    Just so, if after careful study, I teach the preterist view of Revelation and later conclude that the historicist view is right (I really don't know), I wasn't lost while teaching false doctrine. Rather, grace covers the error.

    On the other hand, grace doesn't cover how to get into grace. God won't overlook even the most innocent failure to have faith in Jesus. We shouldn't be afraid that by admitting the scope of God's grace we someone become universalists.

  7. Jeff says:

    If that’s the case, then don’t you do people (especially the divorced) a disservice by teaching them the truth? After all, if they can remain happily married and in an adulterous relationship without repentance, should you give them knowledge they may resist – and that will cause them suffering and pain even if they choose the right path?

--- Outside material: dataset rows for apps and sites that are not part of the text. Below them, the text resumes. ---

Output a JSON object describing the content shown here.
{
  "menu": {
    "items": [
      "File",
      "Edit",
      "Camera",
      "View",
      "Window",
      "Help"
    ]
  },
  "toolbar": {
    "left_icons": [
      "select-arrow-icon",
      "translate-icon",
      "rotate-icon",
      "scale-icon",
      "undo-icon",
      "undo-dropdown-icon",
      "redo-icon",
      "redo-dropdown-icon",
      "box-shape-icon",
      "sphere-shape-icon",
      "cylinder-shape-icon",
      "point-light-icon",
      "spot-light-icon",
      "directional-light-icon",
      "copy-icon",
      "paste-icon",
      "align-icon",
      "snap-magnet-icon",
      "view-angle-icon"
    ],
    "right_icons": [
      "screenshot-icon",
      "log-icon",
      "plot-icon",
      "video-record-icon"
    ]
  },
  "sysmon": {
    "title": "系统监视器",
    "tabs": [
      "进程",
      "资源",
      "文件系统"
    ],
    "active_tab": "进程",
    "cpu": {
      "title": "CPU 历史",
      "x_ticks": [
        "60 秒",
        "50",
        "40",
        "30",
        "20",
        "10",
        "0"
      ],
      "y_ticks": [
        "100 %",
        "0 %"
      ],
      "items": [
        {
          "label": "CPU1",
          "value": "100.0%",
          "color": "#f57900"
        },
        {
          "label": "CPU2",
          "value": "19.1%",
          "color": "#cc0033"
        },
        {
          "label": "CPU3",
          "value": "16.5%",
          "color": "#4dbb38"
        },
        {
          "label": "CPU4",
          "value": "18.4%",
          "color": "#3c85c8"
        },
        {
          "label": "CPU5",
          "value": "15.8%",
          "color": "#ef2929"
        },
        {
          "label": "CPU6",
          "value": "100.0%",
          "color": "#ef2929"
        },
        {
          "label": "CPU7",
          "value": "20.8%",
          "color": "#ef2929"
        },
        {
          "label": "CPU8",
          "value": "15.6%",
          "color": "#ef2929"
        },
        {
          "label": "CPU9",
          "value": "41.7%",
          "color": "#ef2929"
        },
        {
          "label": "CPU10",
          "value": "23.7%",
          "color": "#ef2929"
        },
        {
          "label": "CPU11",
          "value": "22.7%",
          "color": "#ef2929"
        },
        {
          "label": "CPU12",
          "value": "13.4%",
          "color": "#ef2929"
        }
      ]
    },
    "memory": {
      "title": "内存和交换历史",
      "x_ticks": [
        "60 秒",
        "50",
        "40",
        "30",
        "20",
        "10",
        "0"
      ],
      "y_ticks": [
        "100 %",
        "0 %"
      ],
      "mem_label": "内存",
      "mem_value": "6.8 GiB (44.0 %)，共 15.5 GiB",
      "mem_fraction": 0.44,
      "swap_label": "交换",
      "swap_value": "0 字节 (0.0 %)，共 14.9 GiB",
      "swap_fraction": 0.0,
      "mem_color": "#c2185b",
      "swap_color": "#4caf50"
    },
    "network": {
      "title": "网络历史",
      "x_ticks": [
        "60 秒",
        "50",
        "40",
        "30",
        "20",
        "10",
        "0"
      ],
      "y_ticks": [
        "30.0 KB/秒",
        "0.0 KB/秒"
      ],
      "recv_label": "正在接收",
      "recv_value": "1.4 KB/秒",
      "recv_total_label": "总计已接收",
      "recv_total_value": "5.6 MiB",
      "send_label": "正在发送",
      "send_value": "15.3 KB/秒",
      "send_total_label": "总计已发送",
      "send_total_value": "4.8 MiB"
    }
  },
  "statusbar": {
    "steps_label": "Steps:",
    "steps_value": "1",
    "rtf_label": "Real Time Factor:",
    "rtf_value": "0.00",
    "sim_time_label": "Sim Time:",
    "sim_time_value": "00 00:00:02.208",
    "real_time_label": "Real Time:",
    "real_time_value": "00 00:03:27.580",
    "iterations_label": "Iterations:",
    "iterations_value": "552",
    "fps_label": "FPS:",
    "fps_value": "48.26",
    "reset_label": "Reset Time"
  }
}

    It would seem to me that under your conception of a continuous cleansing grace, ignorance is bliss and a proclaimer of truth would be the greatest villain there is.

    In fact, your appeal to Luke 17 undermines your case here. In v. 3, Christ tells His disciple to rebuke a brother that they see sinning. And the sinning brother is then to repent. Of what? Why, the sin he was just rebuked for – the one the other saw him commit!

    The other passages to which you refer could be talking in a more general sense. However, each one is addressing a non-Christian’s actions, not a Christian. In addition, passages such as Matthew 3:8-10, Isaiah 55:7, and Proverbs 28:13 show forsaking our sins is a part of turning toward God. Can one “repent” without changing?

  8. Jeff says:

    Ah, almost forgot.

    As far as the interpretation of Revelation goes, I don’t see anything in Scripture that would cause one to lose one’s soul by misunderstanding it. Provided one’s interpretation doesn’t blaspheme, doesn’t lead one to sin, doesn’t lead to the violation of one’s conscience, doesn’t cause dissension and division, etc.

    But passages such as II Peter 2 show that the doctrine being taught is “destructive” or “damnable.” Has to be something that causes one to sin in some way.

    And, before you get to it, instrumental music and the like cause at least two of the above, not to mention being presumptious.

  9. Jay Guin says:

    Regarding the divorced and remarried, please read my essay at /but-if-you-do-marry/.

    But let’s the case of a couple that’s been converted but who are living together. Should we tell them to stop? Well, of course. But why?

    Your entire line of thought is based on the assumption that the only thing that matters is rewards and punishments. I only obey for fear of hell, you seem to say. But the better view is that we obey out of love for Jesus and because we trust God that obedience is better for us and the world. And because obedience brings joy!

    By teaching the couple to give up sexual immorality, I bring them the BLESSING of obedience, not the BURDEN of one more rule. I show them one step among many toward being more like Jesus and one more way to please God. A Christian WANTS to obey and takes delight in God’s will.

    For example, if were to only help around the house for fear of being divorced, my marriage would be miserable. However, if I help because of the delight it brings my wife and because my heart has been so attuned to hers that I share her delight, then housework becomes a blessing both to me and to her–and my marriage is incalculably enriched.

    If my children only obey me because of fear of being disowned, I’m an ogre and very bad father. If they obey me out of love, respect for my greater wisdom, and because they care about the same things I care about, then I’m a father like God is a father.

    When I correct my child’s mistake, does he change from disowned to owned? Does he have to repent to remain my child? No. Does he have to change? Certainly, but for altogether different reasons.